If a line in the records below contains the word "kind", copy it.

Data in this exercise:
──────

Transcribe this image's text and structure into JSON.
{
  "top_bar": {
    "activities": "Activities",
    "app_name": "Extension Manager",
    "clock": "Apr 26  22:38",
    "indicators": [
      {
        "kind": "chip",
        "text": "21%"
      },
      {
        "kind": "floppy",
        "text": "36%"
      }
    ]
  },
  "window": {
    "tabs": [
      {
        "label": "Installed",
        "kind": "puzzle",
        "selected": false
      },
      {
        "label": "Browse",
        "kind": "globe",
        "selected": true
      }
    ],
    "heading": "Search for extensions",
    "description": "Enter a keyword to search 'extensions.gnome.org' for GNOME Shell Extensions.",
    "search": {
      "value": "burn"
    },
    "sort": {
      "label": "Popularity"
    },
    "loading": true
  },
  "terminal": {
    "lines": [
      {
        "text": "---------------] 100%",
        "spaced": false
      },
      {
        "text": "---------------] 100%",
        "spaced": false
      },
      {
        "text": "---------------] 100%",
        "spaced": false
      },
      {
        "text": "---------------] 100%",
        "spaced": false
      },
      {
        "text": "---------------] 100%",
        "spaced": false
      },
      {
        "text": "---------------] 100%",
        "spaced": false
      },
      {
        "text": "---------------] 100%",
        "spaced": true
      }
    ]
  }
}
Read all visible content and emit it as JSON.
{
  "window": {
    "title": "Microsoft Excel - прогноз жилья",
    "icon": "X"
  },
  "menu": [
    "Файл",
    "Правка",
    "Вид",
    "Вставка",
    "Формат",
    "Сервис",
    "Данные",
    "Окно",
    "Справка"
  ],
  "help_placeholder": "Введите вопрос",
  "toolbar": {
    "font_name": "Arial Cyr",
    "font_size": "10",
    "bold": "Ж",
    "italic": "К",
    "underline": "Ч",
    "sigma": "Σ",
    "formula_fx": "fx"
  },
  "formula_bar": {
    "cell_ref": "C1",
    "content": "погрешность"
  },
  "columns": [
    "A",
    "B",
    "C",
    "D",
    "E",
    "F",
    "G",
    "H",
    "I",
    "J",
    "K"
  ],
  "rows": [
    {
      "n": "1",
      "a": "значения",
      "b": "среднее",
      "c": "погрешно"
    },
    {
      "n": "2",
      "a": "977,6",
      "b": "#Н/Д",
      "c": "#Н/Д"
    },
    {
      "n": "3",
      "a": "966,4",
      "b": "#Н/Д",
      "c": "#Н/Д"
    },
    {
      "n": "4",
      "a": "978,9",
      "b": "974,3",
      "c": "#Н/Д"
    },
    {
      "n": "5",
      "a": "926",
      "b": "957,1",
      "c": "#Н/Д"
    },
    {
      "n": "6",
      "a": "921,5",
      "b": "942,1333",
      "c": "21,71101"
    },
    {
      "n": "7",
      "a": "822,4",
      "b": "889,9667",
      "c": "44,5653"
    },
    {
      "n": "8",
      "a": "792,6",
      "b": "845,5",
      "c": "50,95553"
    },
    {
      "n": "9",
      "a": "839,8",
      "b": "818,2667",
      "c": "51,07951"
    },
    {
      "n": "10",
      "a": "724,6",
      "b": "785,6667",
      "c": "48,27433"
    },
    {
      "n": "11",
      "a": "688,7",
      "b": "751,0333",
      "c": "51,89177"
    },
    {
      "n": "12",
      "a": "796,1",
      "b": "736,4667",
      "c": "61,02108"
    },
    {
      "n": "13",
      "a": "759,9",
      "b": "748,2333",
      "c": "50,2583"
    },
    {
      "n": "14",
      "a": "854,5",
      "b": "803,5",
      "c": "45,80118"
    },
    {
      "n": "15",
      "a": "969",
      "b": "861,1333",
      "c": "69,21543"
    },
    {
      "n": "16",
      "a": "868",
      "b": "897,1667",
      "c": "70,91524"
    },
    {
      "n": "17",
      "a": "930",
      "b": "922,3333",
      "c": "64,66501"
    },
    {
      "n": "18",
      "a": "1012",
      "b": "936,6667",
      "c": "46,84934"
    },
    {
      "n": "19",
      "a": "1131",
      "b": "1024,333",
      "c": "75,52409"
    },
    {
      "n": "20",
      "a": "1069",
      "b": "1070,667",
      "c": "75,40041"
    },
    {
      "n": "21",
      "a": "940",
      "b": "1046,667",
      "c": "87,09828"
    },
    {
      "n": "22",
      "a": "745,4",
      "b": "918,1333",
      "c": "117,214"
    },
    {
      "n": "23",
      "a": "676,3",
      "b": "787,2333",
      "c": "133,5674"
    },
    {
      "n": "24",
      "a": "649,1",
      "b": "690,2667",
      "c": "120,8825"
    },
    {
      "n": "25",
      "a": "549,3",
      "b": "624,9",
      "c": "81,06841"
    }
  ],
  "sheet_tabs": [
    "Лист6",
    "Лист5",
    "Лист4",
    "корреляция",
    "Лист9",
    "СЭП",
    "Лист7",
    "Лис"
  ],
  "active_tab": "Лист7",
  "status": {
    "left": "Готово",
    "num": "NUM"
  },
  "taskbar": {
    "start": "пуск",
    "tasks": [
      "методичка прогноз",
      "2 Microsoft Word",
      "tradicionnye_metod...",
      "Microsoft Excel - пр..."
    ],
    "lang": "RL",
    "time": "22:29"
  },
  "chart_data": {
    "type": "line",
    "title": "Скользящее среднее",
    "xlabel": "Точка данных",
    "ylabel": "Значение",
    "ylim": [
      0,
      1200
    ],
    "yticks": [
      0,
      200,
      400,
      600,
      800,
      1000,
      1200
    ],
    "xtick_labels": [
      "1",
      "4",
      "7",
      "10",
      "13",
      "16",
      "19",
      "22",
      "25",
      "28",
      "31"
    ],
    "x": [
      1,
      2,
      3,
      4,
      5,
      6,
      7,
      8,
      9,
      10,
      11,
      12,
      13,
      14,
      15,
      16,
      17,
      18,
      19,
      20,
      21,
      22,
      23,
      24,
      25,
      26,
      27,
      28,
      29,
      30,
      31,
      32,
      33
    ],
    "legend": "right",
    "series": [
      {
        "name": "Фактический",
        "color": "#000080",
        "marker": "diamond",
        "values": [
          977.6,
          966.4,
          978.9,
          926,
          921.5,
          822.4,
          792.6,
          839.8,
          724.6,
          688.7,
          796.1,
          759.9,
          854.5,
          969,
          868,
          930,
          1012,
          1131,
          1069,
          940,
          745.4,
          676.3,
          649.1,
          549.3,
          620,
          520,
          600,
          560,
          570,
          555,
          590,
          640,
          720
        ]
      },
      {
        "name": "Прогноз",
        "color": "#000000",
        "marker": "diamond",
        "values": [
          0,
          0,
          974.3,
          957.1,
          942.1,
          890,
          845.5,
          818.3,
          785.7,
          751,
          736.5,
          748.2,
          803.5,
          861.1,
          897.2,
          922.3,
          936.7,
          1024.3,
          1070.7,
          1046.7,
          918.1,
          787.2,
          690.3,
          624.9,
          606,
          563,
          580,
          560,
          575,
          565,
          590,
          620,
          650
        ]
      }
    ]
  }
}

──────

Output below:
        "kind": "chip",
        "kind": "floppy",
        "kind": "puzzle",
        "kind": "globe",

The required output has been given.